*** Block opens ***

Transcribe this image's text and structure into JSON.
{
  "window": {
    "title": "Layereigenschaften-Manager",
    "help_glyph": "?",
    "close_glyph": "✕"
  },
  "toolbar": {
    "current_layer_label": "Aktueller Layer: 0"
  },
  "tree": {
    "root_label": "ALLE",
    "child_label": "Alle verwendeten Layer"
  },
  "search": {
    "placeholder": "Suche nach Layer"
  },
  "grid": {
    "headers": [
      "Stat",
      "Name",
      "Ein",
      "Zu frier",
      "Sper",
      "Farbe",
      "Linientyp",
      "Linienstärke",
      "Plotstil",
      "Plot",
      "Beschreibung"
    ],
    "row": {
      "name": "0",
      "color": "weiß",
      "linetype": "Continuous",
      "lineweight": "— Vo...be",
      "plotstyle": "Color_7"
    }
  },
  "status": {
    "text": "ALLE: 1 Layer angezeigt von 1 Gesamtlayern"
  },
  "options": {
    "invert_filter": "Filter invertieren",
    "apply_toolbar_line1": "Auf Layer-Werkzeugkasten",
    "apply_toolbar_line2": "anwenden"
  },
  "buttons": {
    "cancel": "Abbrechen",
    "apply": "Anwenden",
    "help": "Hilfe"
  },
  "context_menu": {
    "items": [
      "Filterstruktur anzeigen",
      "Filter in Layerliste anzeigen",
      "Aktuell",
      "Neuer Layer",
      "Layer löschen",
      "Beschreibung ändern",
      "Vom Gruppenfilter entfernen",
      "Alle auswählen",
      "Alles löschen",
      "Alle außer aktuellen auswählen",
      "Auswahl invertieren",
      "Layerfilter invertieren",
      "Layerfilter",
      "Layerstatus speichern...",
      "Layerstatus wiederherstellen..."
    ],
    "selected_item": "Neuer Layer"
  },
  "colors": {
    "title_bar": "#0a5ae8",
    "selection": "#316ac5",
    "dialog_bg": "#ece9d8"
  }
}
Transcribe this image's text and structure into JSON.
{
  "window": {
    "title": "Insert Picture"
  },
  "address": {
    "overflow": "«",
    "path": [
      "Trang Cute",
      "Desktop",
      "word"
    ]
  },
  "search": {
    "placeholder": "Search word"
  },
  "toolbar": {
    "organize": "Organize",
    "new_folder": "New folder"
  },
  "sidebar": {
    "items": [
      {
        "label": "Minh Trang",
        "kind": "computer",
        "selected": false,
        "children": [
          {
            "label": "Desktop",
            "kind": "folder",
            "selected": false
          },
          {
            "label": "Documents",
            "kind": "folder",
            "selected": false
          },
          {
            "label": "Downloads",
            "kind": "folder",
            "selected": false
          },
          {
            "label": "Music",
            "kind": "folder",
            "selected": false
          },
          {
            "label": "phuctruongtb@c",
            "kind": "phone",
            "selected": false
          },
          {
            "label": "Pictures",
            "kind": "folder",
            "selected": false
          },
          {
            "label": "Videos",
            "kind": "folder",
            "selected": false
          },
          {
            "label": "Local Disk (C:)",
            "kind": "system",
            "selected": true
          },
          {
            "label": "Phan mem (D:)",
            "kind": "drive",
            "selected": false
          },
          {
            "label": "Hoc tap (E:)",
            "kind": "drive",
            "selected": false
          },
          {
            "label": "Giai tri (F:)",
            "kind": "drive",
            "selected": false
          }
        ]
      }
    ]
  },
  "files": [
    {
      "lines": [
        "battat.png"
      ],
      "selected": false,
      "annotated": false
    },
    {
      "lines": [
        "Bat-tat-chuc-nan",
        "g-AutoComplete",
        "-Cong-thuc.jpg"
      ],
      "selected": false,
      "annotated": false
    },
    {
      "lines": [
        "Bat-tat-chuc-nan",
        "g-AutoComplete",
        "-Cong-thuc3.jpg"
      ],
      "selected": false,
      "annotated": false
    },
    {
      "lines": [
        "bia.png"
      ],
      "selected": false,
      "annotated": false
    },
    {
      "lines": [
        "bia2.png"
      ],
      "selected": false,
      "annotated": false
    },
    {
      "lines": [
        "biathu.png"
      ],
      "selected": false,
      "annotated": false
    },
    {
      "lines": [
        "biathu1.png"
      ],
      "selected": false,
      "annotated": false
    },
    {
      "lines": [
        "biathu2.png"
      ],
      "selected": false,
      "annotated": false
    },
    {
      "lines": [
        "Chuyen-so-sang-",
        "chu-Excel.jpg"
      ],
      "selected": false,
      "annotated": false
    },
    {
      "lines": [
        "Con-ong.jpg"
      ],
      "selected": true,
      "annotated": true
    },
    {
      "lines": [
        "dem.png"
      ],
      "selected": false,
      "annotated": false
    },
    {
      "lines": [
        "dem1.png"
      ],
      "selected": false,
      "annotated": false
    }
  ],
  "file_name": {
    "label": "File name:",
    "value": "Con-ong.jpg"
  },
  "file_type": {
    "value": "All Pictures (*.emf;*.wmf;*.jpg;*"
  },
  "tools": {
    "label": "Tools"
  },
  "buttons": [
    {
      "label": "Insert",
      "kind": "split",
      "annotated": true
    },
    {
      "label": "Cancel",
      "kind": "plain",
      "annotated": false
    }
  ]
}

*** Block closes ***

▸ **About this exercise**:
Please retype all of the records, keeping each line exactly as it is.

▸ **The answer**:
Transcribe this image's text and structure into JSON.
{
  "window": {
    "title": "Layereigenschaften-Manager",
    "help_glyph": "?",
    "close_glyph": "✕"
  },
  "toolbar": {
    "current_layer_label": "Aktueller Layer: 0"
  },
  "tree": {
    "root_label": "ALLE",
    "child_label": "Alle verwendeten Layer"
  },
  "search": {
    "placeholder": "Suche nach Layer"
  },
  "grid": {
    "headers": [
      "Stat",
      "Name",
      "Ein",
      "Zu frier",
      "Sper",
      "Farbe",
      "Linientyp",
      "Linienstärke",
      "Plotstil",
      "Plot",
      "Beschreibung"
    ],
    "row": {
      "name": "0",
      "color": "weiß",
      "linetype": "Continuous",
      "lineweight": "— Vo...be",
      "plotstyle": "Color_7"
    }
  },
  "status": {
    "text": "ALLE: 1 Layer angezeigt von 1 Gesamtlayern"
  },
  "options": {
    "invert_filter": "Filter invertieren",
    "apply_toolbar_line1": "Auf Layer-Werkzeugkasten",
    "apply_toolbar_line2": "anwenden"
  },
  "buttons": {
    "cancel": "Abbrechen",
    "apply": "Anwenden",
    "help": "Hilfe"
  },
  "context_menu": {
    "items": [
      "Filterstruktur anzeigen",
      "Filter in Layerliste anzeigen",
      "Aktuell",
      "Neuer Layer",
      "Layer löschen",
      "Beschreibung ändern",
      "Vom Gruppenfilter entfernen",
      "Alle auswählen",
      "Alles löschen",
      "Alle außer aktuellen auswählen",
      "Auswahl invertieren",
      "Layerfilter invertieren",
      "Layerfilter",
      "Layerstatus speichern...",
      "Layerstatus wiederherstellen..."
    ],
    "selected_item": "Neuer Layer"
  },
  "colors": {
    "title_bar": "#0a5ae8",
    "selection": "#316ac5",
    "dialog_bg": "#ece9d8"
  }
}
Transcribe this image's text and structure into JSON.
{
  "window": {
    "title": "Insert Picture"
  },
  "address": {
    "overflow": "«",
    "path": [
      "Trang Cute",
      "Desktop",
      "word"
    ]
  },
  "search": {
    "placeholder": "Search word"
  },
  "toolbar": {
    "organize": "Organize",
    "new_folder": "New folder"
  },
  "sidebar": {
    "items": [
      {
        "label": "Minh Trang",
        "kind": "computer",
        "selected": false,
        "children": [
          {
            "label": "Desktop",
            "kind": "folder",
            "selected": false
          },
          {
            "label": "Documents",
            "kind": "folder",
            "selected": false
          },
          {
            "label": "Downloads",
            "kind": "folder",
            "selected": false
          },
          {
            "label": "Music",
            "kind": "folder",
            "selected": false
          },
          {
            "label": "phuctruongtb@c",
            "kind": "phone",
            "selected": false
          },
          {
            "label": "Pictures",
            "kind": "folder",
            "selected": false
          },
          {
            "label": "Videos",
            "kind": "folder",
            "selected": false
          },
          {
            "label": "Local Disk (C:)",
            "kind": "system",
            "selected": true
          },
          {
            "label": "Phan mem (D:)",
            "kind": "drive",
            "selected": false
          },
          {
            "label": "Hoc tap (E:)",
            "kind": "drive",
            "selected": false
          },
          {
            "label": "Giai tri (F:)",
            "kind": "drive",
            "selected": false
          }
        ]
      }
    ]
  },
  "files": [
    {
      "lines": [
        "battat.png"
      ],
      "selected": false,
      "annotated": false
    },
    {
      "lines": [
        "Bat-tat-chuc-nan",
        "g-AutoComplete",
        "-Cong-thuc.jpg"
      ],
      "selected": false,
      "annotated": false
    },
    {
      "lines": [
        "Bat-tat-chuc-nan",
        "g-AutoComplete",
        "-Cong-thuc3.jpg"
      ],
      "selected": false,
      "annotated": false
    },
    {
      "lines": [
        "bia.png"
      ],
      "selected": false,
      "annotated": false
    },
    {
      "lines": [
        "bia2.png"
      ],
      "selected": false,
      "annotated": false
    },
    {
      "lines": [
        "biathu.png"
      ],
      "selected": false,
      "annotated": false
    },
    {
      "lines": [
        "biathu1.png"
      ],
      "selected": false,
      "annotated": false
    },
    {
      "lines": [
        "biathu2.png"
      ],
      "selected": false,
      "annotated": false
    },
    {
      "lines": [
        "Chuyen-so-sang-",
        "chu-Excel.jpg"
      ],
      "selected": false,
      "annotated": false
    },
    {
      "lines": [
        "Con-ong.jpg"
      ],
      "selected": true,
      "annotated": true
    },
    {
      "lines": [
        "dem.png"
      ],
      "selected": false,
      "annotated": false
    },
    {
      "lines": [
        "dem1.png"
      ],
      "selected": false,
      "annotated": false
    }
  ],
  "file_name": {
    "label": "File name:",
    "value": "Con-ong.jpg"
  },
  "file_type": {
    "value": "All Pictures (*.emf;*.wmf;*.jpg;*"
  },
  "tools": {
    "label": "Tools"
  },
  "buttons": [
    {
      "label": "Insert",
      "kind": "split",
      "annotated": true
    },
    {
      "label": "Cancel",
      "kind": "plain",
      "annotated": false
    }
  ]
}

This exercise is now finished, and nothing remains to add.